A price worth paying

YESTERDAY Peter Hain announced the dates for the Third Reading of the Pensions Bill.

The First Reading of a bill is simply the reading out of its title in the House of Commons.
The Second Reading is when a Bill’s general principle is debated and voted upon.

Then it is looked at in detail by a committee and amended.
It returns to the floor of the House for Report Stage and Third Reading, when more changes are possible.

This is the last chance for MPs to amend a bill before it goes off to the House of Lords.

So this is a crucial period for the campaign to help the former ASW workers who have lost their pensions.

The ISTC and Amicus trades unions have run a superb campaign, backed up by brilliant support from the South Wales Echo.

The Pensions Bill was introduced as a result of that campaign, but currently it only protects the final salary pensions of workers whose companies go bust in the future.
It will not help the ASW workers.

The campaign has caught the attention of the Prime Minister who just last week at Prime Ministers Questions told Julie Morgan MP, that he hoped to give an answer soon.

I hope that the Government’s answer will be a positive one for the ASW workers.
If it is the Government will deserve praise.

At perhaps around £70m per year to help all those affected across Britain it will not be cheap.
But the State already gives tax relief to private pensions worth £14bn per year, half of which goes to the top 10% of earners.

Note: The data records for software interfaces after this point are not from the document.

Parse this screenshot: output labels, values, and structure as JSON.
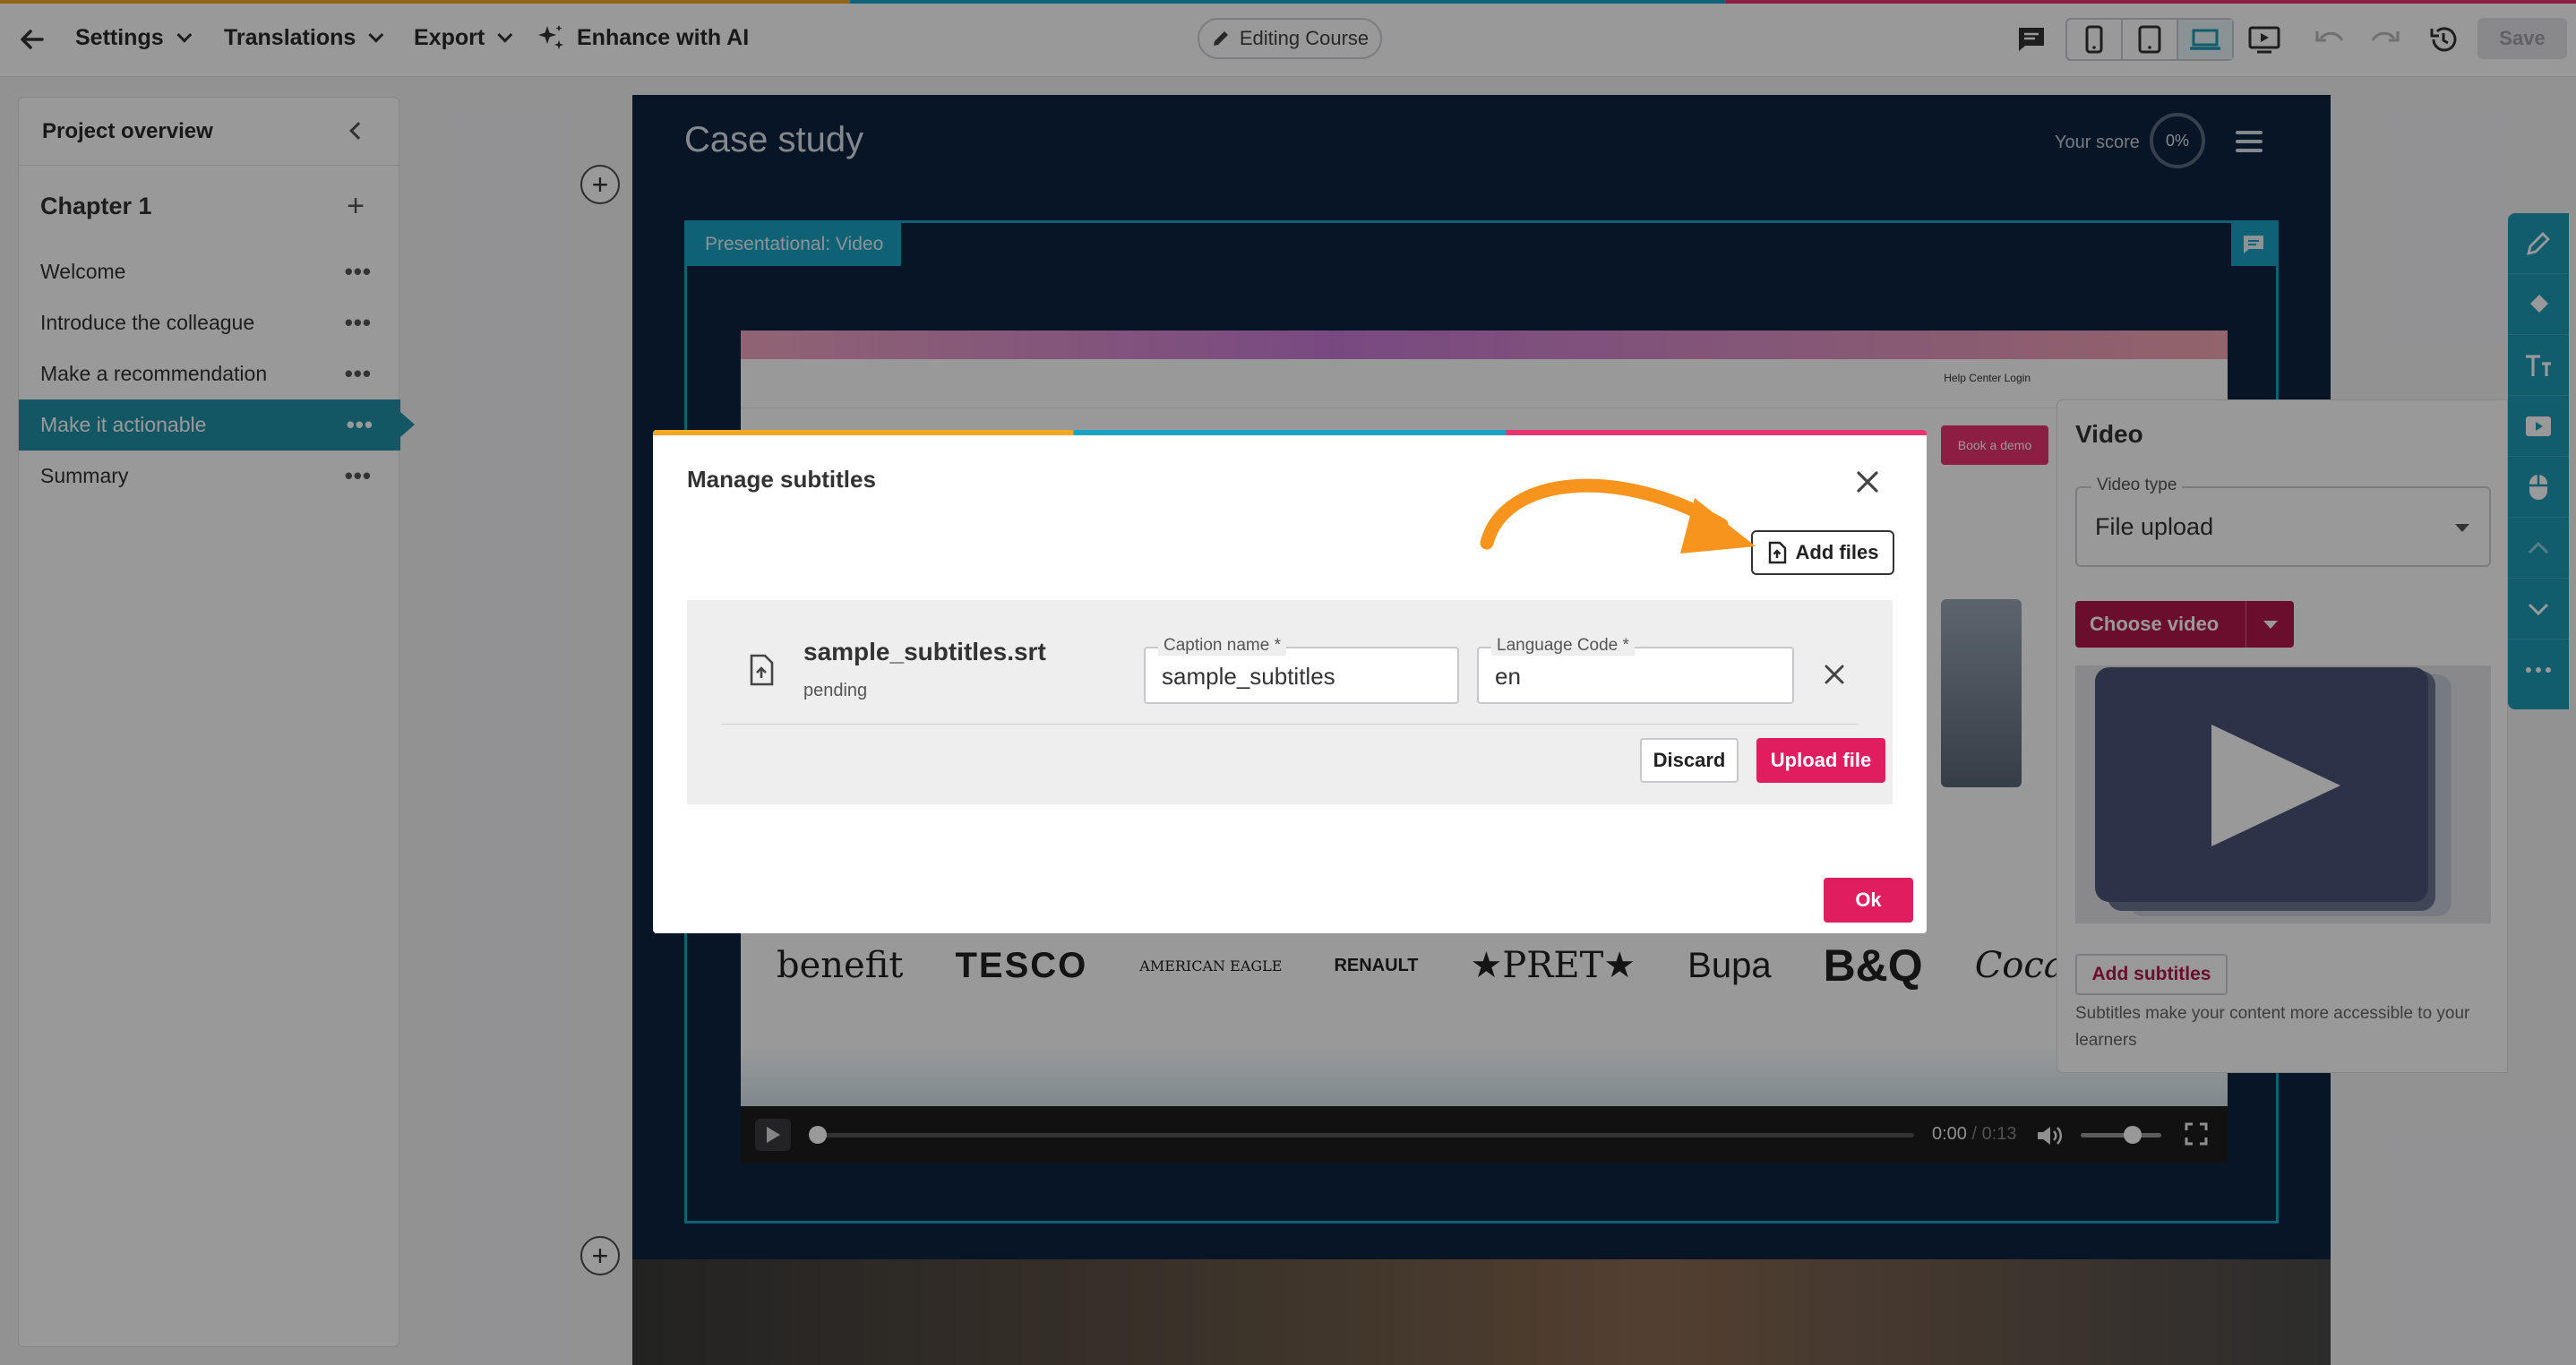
{
  "topbar": {
    "menus": [
      {
        "label": "Settings"
      },
      {
        "label": "Translations"
      },
      {
        "label": "Export"
      }
    ],
    "ai_label": "Enhance with AI",
    "mode_label": "Editing Course",
    "save_label": "Save"
  },
  "sidebar": {
    "title": "Project overview",
    "chapter": "Chapter 1",
    "items": [
      {
        "label": "Welcome",
        "active": false
      },
      {
        "label": "Introduce the colleague",
        "active": false
      },
      {
        "label": "Make a recommendation",
        "active": false
      },
      {
        "label": "Make it actionable",
        "active": true
      },
      {
        "label": "Summary",
        "active": false
      }
    ]
  },
  "course": {
    "title": "Case study",
    "score_label": "Your score",
    "score_value": "0%",
    "block_tag": "Presentational: Video",
    "video": {
      "nav_links": "Help Center   Login",
      "demo_button": "Book a demo",
      "logos": [
        "benefit",
        "TESCO",
        "AMERICAN EAGLE",
        "RENAULT",
        "★PRET★",
        "Bupa",
        "B&Q",
        "Coca-Cola"
      ],
      "time_current": "0:00",
      "time_total": " / 0:13"
    }
  },
  "props": {
    "title": "Video",
    "video_type_label": "Video type",
    "video_type_value": "File upload",
    "choose_label": "Choose video",
    "add_subtitles_label": "Add subtitles",
    "help_text": "Subtitles make your content more accessible to your learners"
  },
  "modal": {
    "title": "Manage subtitles",
    "add_files_label": "Add files",
    "file": {
      "name": "sample_subtitles.srt",
      "status": "pending",
      "caption_label": "Caption name *",
      "caption_value": "sample_subtitles",
      "lang_label": "Language Code *",
      "lang_value": "en"
    },
    "discard_label": "Discard",
    "upload_label": "Upload file",
    "ok_label": "Ok"
  },
  "colors": {
    "accent": "#1aa3c4",
    "brand_pink": "#e01d5f",
    "annotation_orange": "#f7941d"
  }
}
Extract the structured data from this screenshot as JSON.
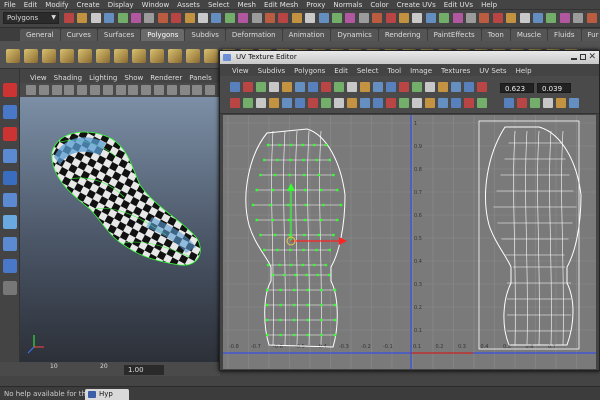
{
  "menubar": [
    "File",
    "Edit",
    "Modify",
    "Create",
    "Display",
    "Window",
    "Assets",
    "Select",
    "Mesh",
    "Edit Mesh",
    "Proxy",
    "Normals",
    "Color",
    "Create UVs",
    "Edit UVs",
    "Help"
  ],
  "mode_select": "Polygons",
  "shelf_tabs": [
    {
      "label": "General",
      "active": false
    },
    {
      "label": "Curves",
      "active": false
    },
    {
      "label": "Surfaces",
      "active": false
    },
    {
      "label": "Polygons",
      "active": true
    },
    {
      "label": "Subdivs",
      "active": false
    },
    {
      "label": "Deformation",
      "active": false
    },
    {
      "label": "Animation",
      "active": false
    },
    {
      "label": "Dynamics",
      "active": false
    },
    {
      "label": "Rendering",
      "active": false
    },
    {
      "label": "PaintEffects",
      "active": false
    },
    {
      "label": "Toon",
      "active": false
    },
    {
      "label": "Muscle",
      "active": false
    },
    {
      "label": "Fluids",
      "active": false
    },
    {
      "label": "Fur",
      "active": false
    }
  ],
  "panel_menu": [
    "View",
    "Shading",
    "Lighting",
    "Show",
    "Renderer",
    "Panels"
  ],
  "timeline": {
    "tick_10": "10",
    "tick_20": "20",
    "current": "1.00"
  },
  "uv_editor": {
    "title": "UV Texture Editor",
    "menu": [
      "View",
      "Subdivs",
      "Polygons",
      "Edit",
      "Select",
      "Tool",
      "Image",
      "Textures",
      "UV Sets",
      "Help"
    ],
    "u_value": "0.623",
    "v_value": "0.039",
    "grid_labels_v": [
      "1",
      "0.9",
      "0.8",
      "0.7",
      "0.6",
      "0.5",
      "0.4",
      "0.3",
      "0.2",
      "0.1"
    ],
    "grid_labels_u": [
      "-0.8",
      "-0.7",
      "-0.6",
      "-0.5",
      "-0.4",
      "-0.3",
      "-0.2",
      "-0.1",
      "0.1",
      "0.2",
      "0.3",
      "0.4",
      "0.5",
      "0.6",
      "0.7"
    ]
  },
  "helpline": "No help available for this tool",
  "bottom_tab": "Hyp",
  "colors": {
    "accent_green": "#33ff33",
    "uv_white": "#ffffff",
    "manip_red": "#ff2222",
    "axis_blue": "#2244ff"
  }
}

It is a price worth paying to right the injustice that has been suffered by ASW workers and others.
It is also a price worth paying to help restore public confidence in occupational pensions.